“Dramatic is the green-tea and lime mousse, for which pressurized essences of tea and lime are pumped out of siphons into a bowl of steaming liquid nitrogen. The cold ‘poaches’ the mousses instantly, turning them into clouds of pure airy flavor. Or perhaps you would prefer something straightforward, like a soft-boiled egg in an egg cup. At The Fat Duck, this means three raffine layers – langoustine cream, quail-egg jelly and pea puree with a strip of sauteed duck skin standing up in the faux egg.
Main courses, while not so radical, continue the prestidigitation. Veal kidney is cooked in its own fat, pretending it is a Big Mac by being served with fries, ketchup, and a sauce ‘mac-vin.’ On the $150-a-person tasting menu, the audacity level rises, as if the chef is daring you that you WILL like sardine-on-toast sorbet.”

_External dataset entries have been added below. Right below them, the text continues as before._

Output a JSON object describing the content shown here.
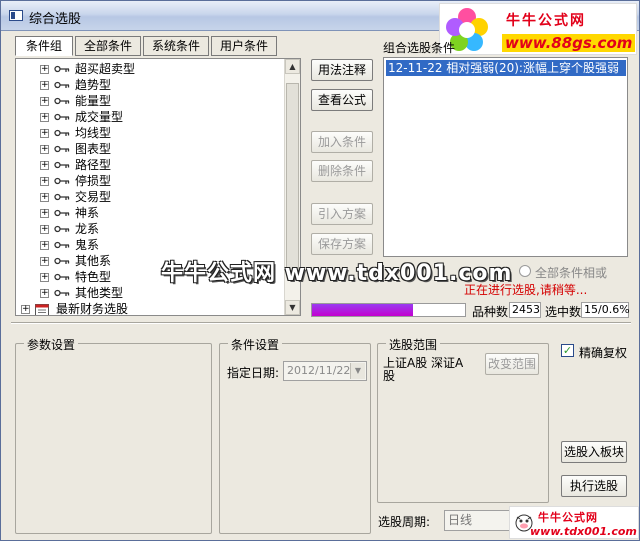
{
  "window": {
    "title": "综合选股"
  },
  "banner": {
    "brand": "牛牛公式网",
    "url": "www.88gs.com"
  },
  "tabs": [
    "条件组",
    "全部条件",
    "系统条件",
    "用户条件"
  ],
  "tree": {
    "items": [
      "超买超卖型",
      "趋势型",
      "能量型",
      "成交量型",
      "均线型",
      "图表型",
      "路径型",
      "停损型",
      "交易型",
      "神系",
      "龙系",
      "鬼系",
      "其他系",
      "特色型",
      "其他类型"
    ],
    "finance_item": "最新财务选股"
  },
  "middle_buttons": {
    "usage": "用法注释",
    "view": "查看公式",
    "add": "加入条件",
    "remove": "删除条件",
    "import": "引入方案",
    "save": "保存方案"
  },
  "combo": {
    "label": "组合选股条件",
    "items": [
      "12-11-22 相对强弱(20):涨幅上穿个股强弱"
    ]
  },
  "radios": {
    "or_label": "全部条件相或"
  },
  "status_text": "正在进行选股,请稍等...",
  "progress": {
    "fraction": 0.66
  },
  "stats": {
    "count_label": "品种数",
    "count_value": "2453",
    "selected_label": "选中数",
    "selected_value": "15/0.6%"
  },
  "groups": {
    "params": "参数设置",
    "conditions": "条件设置",
    "range": "选股范围"
  },
  "date": {
    "label": "指定日期:",
    "value": "2012/11/22"
  },
  "range": {
    "markets": "上证A股 深证A股",
    "change_button": "改变范围"
  },
  "options": {
    "exact_restore": "精确复权",
    "exact_checked": true
  },
  "right_buttons": {
    "to_block": "选股入板块",
    "execute": "执行选股"
  },
  "cycle": {
    "label": "选股周期:",
    "value": "日线"
  },
  "watermark": {
    "text": "牛牛公式网  www.tdx001.com"
  },
  "banner2": {
    "brand": "牛牛公式网",
    "url": "www.tdx001.com"
  }
}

Sokolov, long-time food critic for the New York Times, now a peripatetic food writer for the Wall St. Journal, received, in the early 1980s, what was, in that pre-MacArthur era, a great prize: a fellowship from the American Museum of Natural History to travel around the U.S. in search of regional cuisines. His work, which anticipated the “slow food” movement by about 15 years, was published in a series of essays in the early 80s, and later assembled into a book, “Fading Feast: A Compendium of American Regional Foods.”

Among my favorite chapters: country hams, Brunswick stew, blueberries, the clambake, black walnuts, abalone, Olympia oysters, Pacific salmon, dates, and sea urchin [fun fact: girls who like uni sushi swallow. “A very unique, melt in the mouth texture” is a major understatement!].

Powered by

About bookofjoe